Tendinitis involves painful inflammation of a tendon and its ligaments, commonly in the shoulder, elbow, wrist, ankle or hip area. Tendinitis may result from repetitive movements or appear suddenly, a condition known as acute tendinitis. Medications, icing the tendon after use, and alternative therapies such as massage may help relieve symptoms of pain, swelling and redness. Nutritional supplements may also prevent or reduce tendinitis symptoms. Seek your doctor's approval before using supplements.
Vitamin C, or ascorbic acid, is a water-soluble vitamin that must be obtained through diet. According to the University of Maryland Medical Center (UMMC), 250mg to 500mg of vitamin C, taken two times daily, may aid in healing tendinitis, improving immune function and reducing painful inflammation caused by the condition. In addition to supplementation, foods such as citrus fruits, citrus juices, tomatoes, kiwi, red bell peppers, potatoes, broccoli and papaya provide valuable amounts of vitamin C.
Calcium and Magnesium
Calcium--the most prevalent mineral in the body--aids in bone health, muscle contraction, secretion of enzymes and hormones. It also supports blood vessel health. Magnesium is the fourth-most abundant mineral in the body, found predominantly in bones, organs and body tissues. Magnesium aids in muscle and nerve function, helps regulate a healthy heartbeat, supports a healthy immune system and contributes to bone strength. The UMMC recommends 1,500mg per day of calcium, along with 750mg per day of magnesium as a helpful tool toward repairing connective tissues and muscles in people with tendinitis. In addition to supplementation, dairy products, salmon and fortified breads and cereals provide valuable amounts of calcium. Valuable food sources of magnesium include halibut, almonds, cashews, soybeans, spinach, potatoes and fortified breads and cereals. Keep in mind that vitamin D is required for proper calcium absorption. Vitamin D is created in the body in response to sun exposure and is prevalent in milk, eggs, cheese, cod liver oil and fortified breads and cereals.
Omega-3 Fatty Acids

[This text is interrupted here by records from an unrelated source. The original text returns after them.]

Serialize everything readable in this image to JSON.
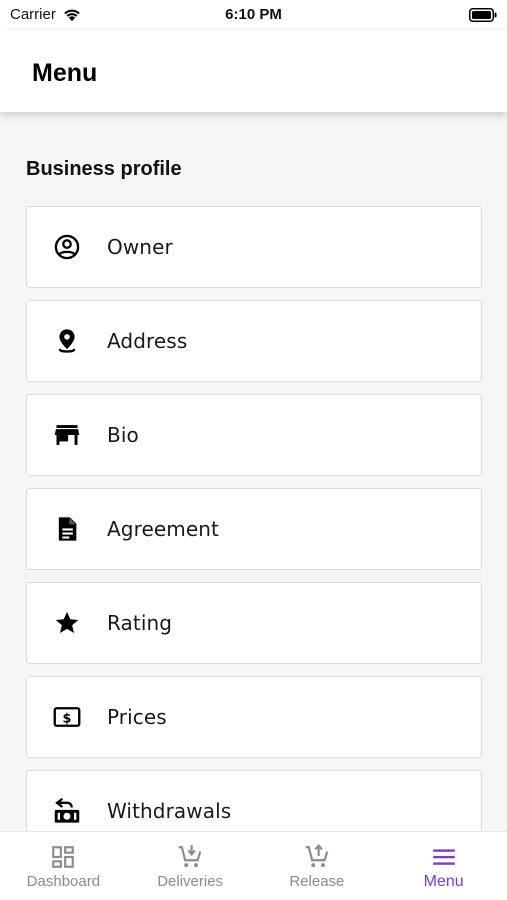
{
  "status_bar": {
    "carrier": "Carrier",
    "time": "6:10 PM"
  },
  "header": {
    "title": "Menu"
  },
  "section": {
    "title": "Business profile"
  },
  "menu_items": [
    {
      "label": "Owner",
      "icon": "account-circle-icon"
    },
    {
      "label": "Address",
      "icon": "location-pin-icon"
    },
    {
      "label": "Bio",
      "icon": "storefront-icon"
    },
    {
      "label": "Agreement",
      "icon": "document-icon"
    },
    {
      "label": "Rating",
      "icon": "star-icon"
    },
    {
      "label": "Prices",
      "icon": "dollar-bill-icon"
    },
    {
      "label": "Withdrawals",
      "icon": "cash-exchange-icon"
    }
  ],
  "bottom_nav": {
    "tabs": [
      {
        "label": "Dashboard",
        "icon": "dashboard-icon"
      },
      {
        "label": "Deliveries",
        "icon": "cart-down-icon"
      },
      {
        "label": "Release",
        "icon": "cart-up-icon"
      },
      {
        "label": "Menu",
        "icon": "hamburger-menu-icon",
        "active": true
      }
    ]
  },
  "colors": {
    "accent": "#7b3fc2",
    "inactive": "#8c8c8c",
    "background": "#f6f6f6"
  }
}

Omega-3 fatty acids are essential fats the body must acquire through diet. Omega-3 fats promote heart health, reduce risk of irregular heartbeat (arrythmias) and are known to reduce inflammation associated with tendinitis. The American Heart Association recommends at least 6 oz. fatty fish, such as salmon, tuna or mackerel, weekly as a means of reaping benefits of omega-3 fatty acids and improving overall health. The equivalent amount, 7g to 11g per week, can be reaped from omega-3 supplements. Most omega-3 supplements come in the form of fish oil and provide 1,000mg (1g) per serving. Usual dosage involves one capsule, twice daily. Omega-3 supplements can interact with other medications. For best results, seek approval and guidance from your doctor before incorporating omega-3 supplements into your dietary lifestyle.